Google Search Console is a powerful set of tools for webmasters and SEO specialists, including detailed search analytics, URL inspections, sitemap management, security analysis, and mobile usability data. Google Analytics is primarily focussed on users’ onsite behavior, while the Search Console is for monitoring how people reach you in the first place via Google Search.
Today we’ll be going through the basic setup and as well as some simple things you can do to have your site start to climb up through the rankings.
First, make sure you’re signed in to a Google account associated with the website you’re setting up GSC for. Then, make your way to the Search Console setup page. You can either set up on a domain-wide level (which requires you to copy a txt record into your DNS configuration) or go in on an URL level, which offers the following verification options:
They want you to use the HTML file, but almost every webmaster I know uses tag manager or analytics verification—it’s just easier because it’s based on something you should’ve already set up; if analytics.js or ga.js is already properly installed, then it’s two clicks and Search Console is running without any problems. Meanwhile, some CMSs (like WordPress) can get upset about .html file uploads and suddenly you’re wading in breaking things, trying to get anything to work.
You’re in, nice. Here’s your menu:
Your overview page should contain clicks, coverage/errors, mobile usability and (as of December 2019) site speed. Your performance page is where things get fun:
Pages, Countries, and Devices aren’t particularly interesting if you’re already using Google Analytics: it’s nice to have them in one place, but they’re not new to Search Console and they’re not why you’re here. QUERIES is your golden boy—it shows you the exact search terms people have been using:
- When you appear in search
- What somebody searched when they clicked on your link
You can access search console queries from the Google Analytics dashboard, but they’ve always thrown up wildly different datasets for me, and I’ve found GSC to be more accurate to base strategy off of.
Search Appearance is a great new-ish feature that lets you view things like Rich Snippets, which are crucial for eCommerce success—knowing how you’re appearing in the SEO Snack Pack, for example, lets you tweak your My Business listing/run experiments/crawl your way up into that coveted top spot.
Coverage is one of the main reasons you want to use Google Search Console: it gives you fairly comprehensive error data, and it has an uncanny ability to sniff out old orphaned 404s. It’s an excellent diagnostic tool: if you’re experiencing a traffic spike that comes along with a lot of users reporting a page that won’t load, is it a 511 or a 503? They require totally different fixes, and Search Console is where you go to figure out which one you’re dealing with.

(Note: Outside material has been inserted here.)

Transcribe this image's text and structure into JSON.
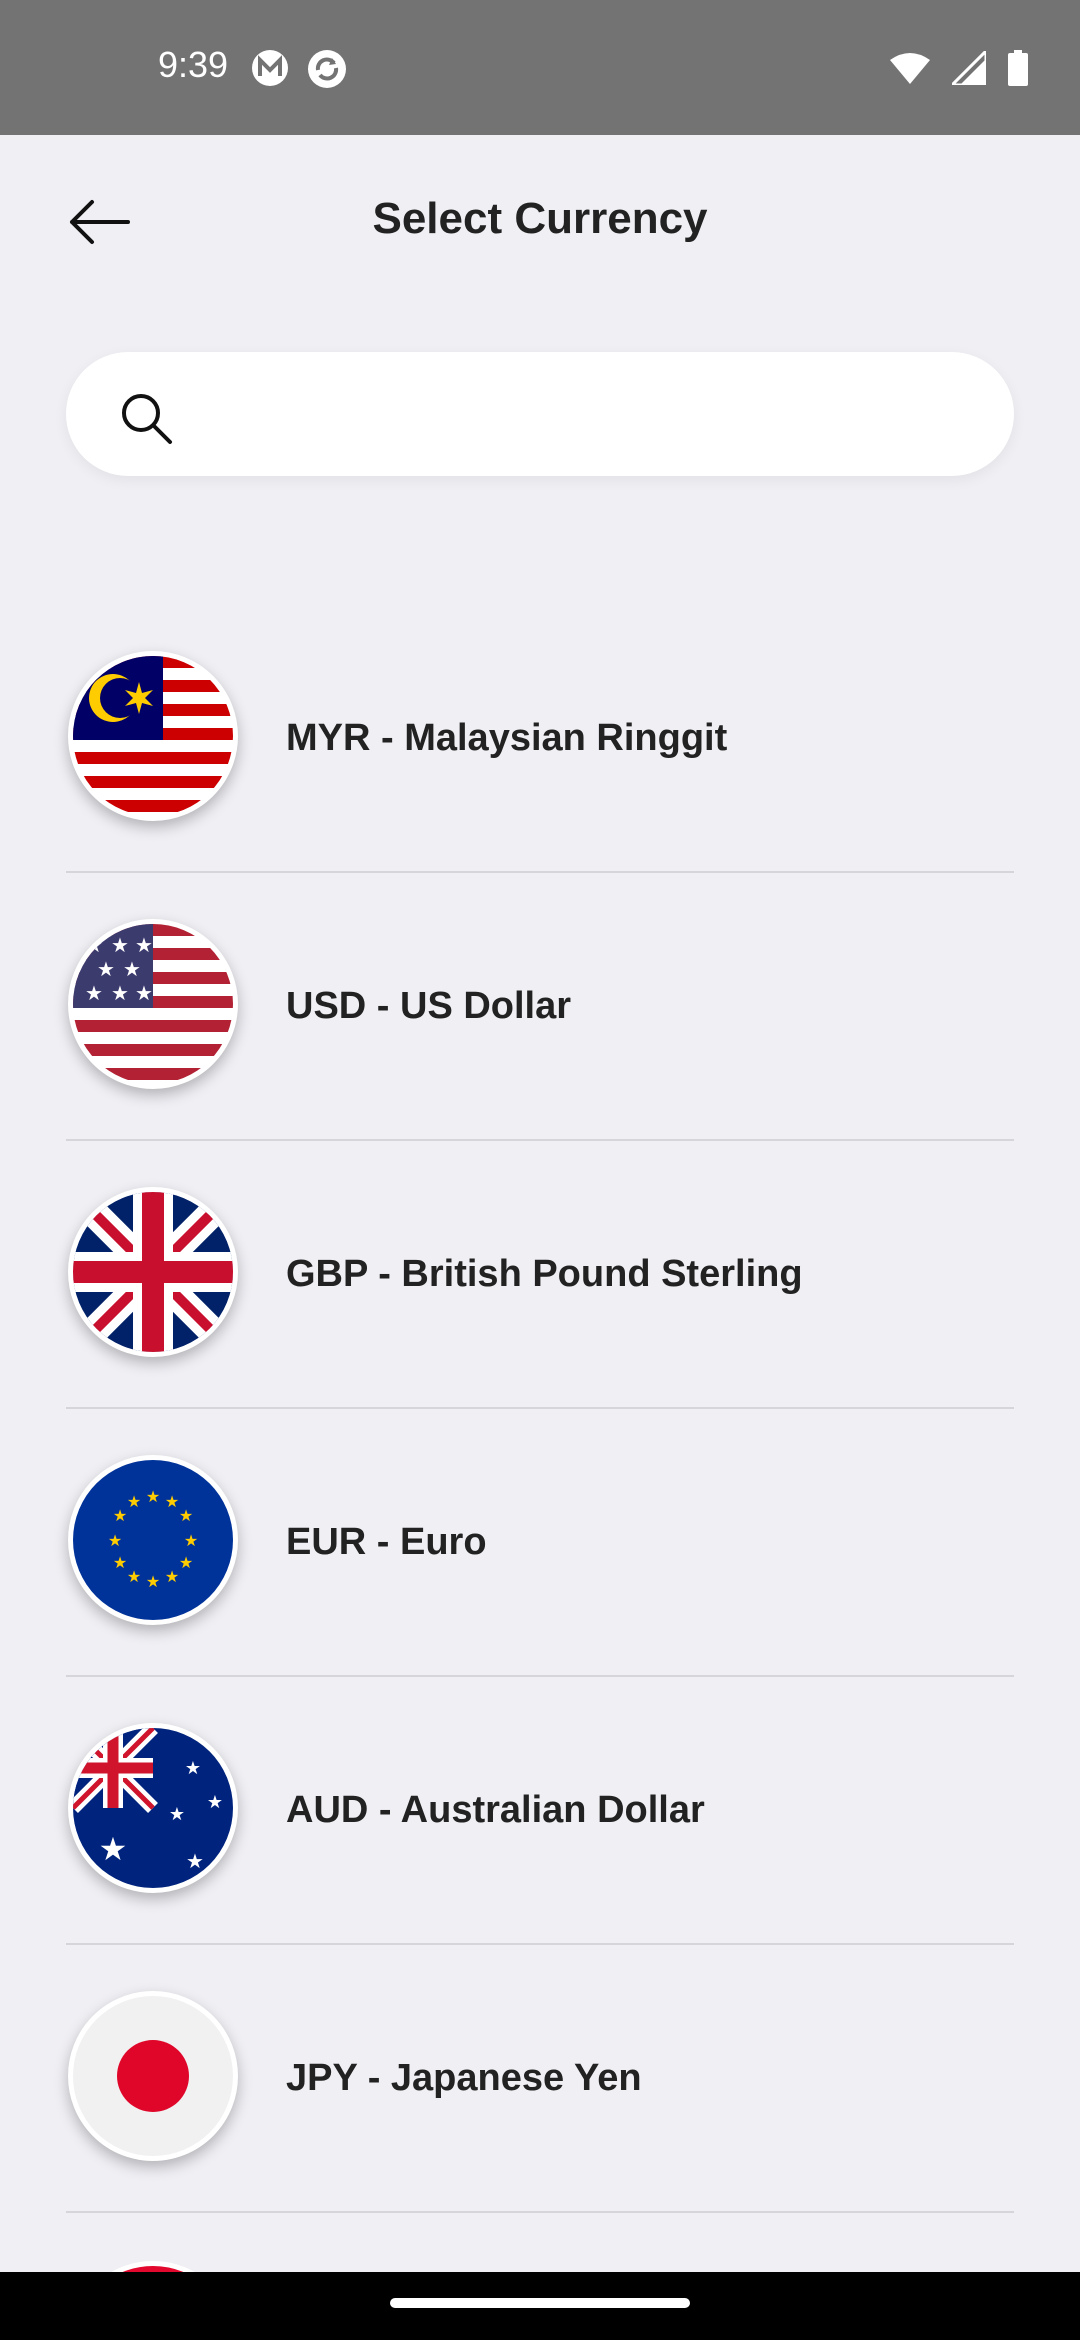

You can run URL inspection by just punching any URL into the search bar at the top of the console, or you can go to the menu page, which looks like this. This is critical for diagnosing issues—if a particular page isn’t ranking, this is one of your first stops to figure out why.
This is also one of the easiest ways to set up your sitemap. I’m running WordPress on this particular site, so I used the Jetpack plugin to set up a free sitemap, which will automatically place it at [your URL]/sitemap.xml. Adding your sitemap here is very straightforward, so let’s move on.

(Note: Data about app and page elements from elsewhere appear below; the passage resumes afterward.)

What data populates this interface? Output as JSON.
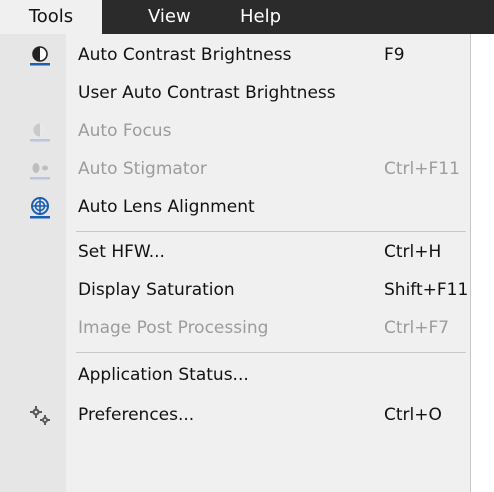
{
  "menubar": {
    "items": [
      {
        "label": "Tools"
      },
      {
        "label": "View"
      },
      {
        "label": "Help"
      }
    ]
  },
  "menu": {
    "items": [
      {
        "label": "Auto Contrast Brightness",
        "shortcut": "F9",
        "icon": "contrast-brightness-icon",
        "disabled": false
      },
      {
        "label": "User Auto Contrast Brightness",
        "shortcut": "",
        "icon": "",
        "disabled": false
      },
      {
        "label": "Auto Focus",
        "shortcut": "",
        "icon": "auto-focus-icon",
        "disabled": true
      },
      {
        "label": "Auto Stigmator",
        "shortcut": "Ctrl+F11",
        "icon": "auto-stigmator-icon",
        "disabled": true
      },
      {
        "label": "Auto Lens Alignment",
        "shortcut": "",
        "icon": "lens-alignment-icon",
        "disabled": false
      },
      {
        "label": "Set HFW...",
        "shortcut": "Ctrl+H",
        "icon": "",
        "disabled": false
      },
      {
        "label": "Display Saturation",
        "shortcut": "Shift+F11",
        "icon": "",
        "disabled": false
      },
      {
        "label": "Image Post Processing",
        "shortcut": "Ctrl+F7",
        "icon": "",
        "disabled": true
      },
      {
        "label": "Application Status...",
        "shortcut": "",
        "icon": "",
        "disabled": false
      },
      {
        "label": "Preferences...",
        "shortcut": "Ctrl+O",
        "icon": "gears-icon",
        "disabled": false
      }
    ]
  },
  "colors": {
    "menubar_bg": "#2b2b2b",
    "menu_bg": "#f0f0f0",
    "icon_blue": "#1a5fb4",
    "disabled_text": "#9c9c9c"
  }
}
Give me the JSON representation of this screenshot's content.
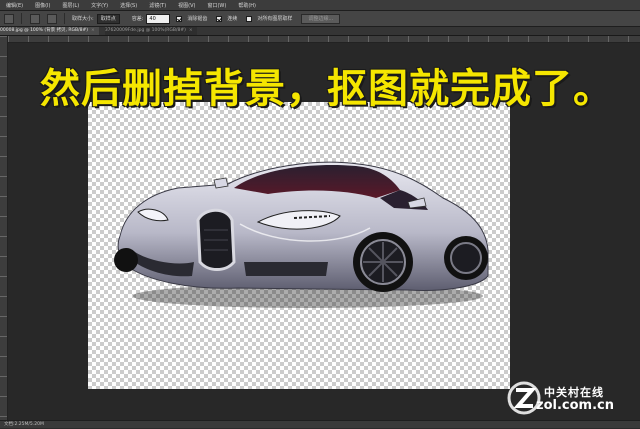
{
  "menu": {
    "items": [
      "编辑(E)",
      "图像(I)",
      "图层(L)",
      "文字(Y)",
      "选择(S)",
      "滤镜(T)",
      "视图(V)",
      "窗口(W)",
      "帮助(H)"
    ]
  },
  "options": {
    "size_label": "取样大小:",
    "size_value": "取样点",
    "tolerance_label": "容差:",
    "tolerance_value": "40",
    "antialias_label": "消除锯齿",
    "contiguous_label": "连续",
    "all_layers_label": "对所有图层取样",
    "refine_button": "调整边缘..."
  },
  "tabs": [
    {
      "label": "00008.jpg @ 100% (背景 拷贝, RGB/8#)",
      "close": "×",
      "active": true
    },
    {
      "label": "37620009Fde.jpg @ 100%(RGB/8#)",
      "close": "×",
      "active": false
    }
  ],
  "caption": "然后删掉背景，抠图就完成了。",
  "watermark": {
    "brand_cn": "中关村在线",
    "url": "zol.com.cn"
  },
  "status": {
    "doc_size": "文档:2.25M/5.20M"
  },
  "colors": {
    "caption": "#f5e600",
    "workspace": "#282828",
    "car_body": "#c8c8d4"
  }
}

Security & Manual Actions
If you’ve been hit by a Google Penalty, this is the place to diagnose and fix it. Looks like I got the green light on both! No surprises there. Check this section regularly: there will rarely be anything in there, but if something is in there, you want to solve it straight away. If you want more information about dealing with this sort of issue, please consult our Guide to Recovering From a Google Penalty.
What about the other stuff?
Google Search Console also has functions like inbound link analysis, but I honestly think that’s better-managed via Google Analytics. These suites don’t replace one another, they complement one another. Whenever there’s crossover functionality, it’s wise to go with whichever is stronger, and Analytics already does the job well enough in that regard. If in doubt, bring up both and compare the two—it’s always valuable to get a second set of eyes on something, and GSC can give you some must-needed perspective on a complex issue.
There are a number of older functions like crawl requests still in the menu, but you can do them now in easier ways—requesting a URL inspection is sending a crawl request and it’s right there in the search bar.
A New Tool In Your Kit
Search Console is just one part of the bigger picture: modern SEO techniques are very different from how they were in 2013—it’s monitoring, tinkering, monitoring and tinkering again. Search Console is great for webmasters: it’s a data analytics suite and a diagnostic tool rolled into one that gives you some extra perspective on Google Analytics while serving as an excellent complement.
That’s not to say you shouldn’t experiment and go deeper: this is just the tip of the iceberg, and I encourage you to set up GSC yourself and play around and see what works for you.
The trick to keeping a website running is to stay attentive and vigilant—check your reports, check your comments sections, check your data streams. Check check check, analyze, iterate, then come back tomorrow and do it all again; climbing a mountain is, at the end of the day, about putting one foot after the other.
If you’re a specialist in Google Search Console and are looking for a new opportunity, we currently have several SEO jobs in Kolkata listed on our careers page. We have over 300 staff spread across four continents, we’re always on the lookout for new talent. Get in touch today!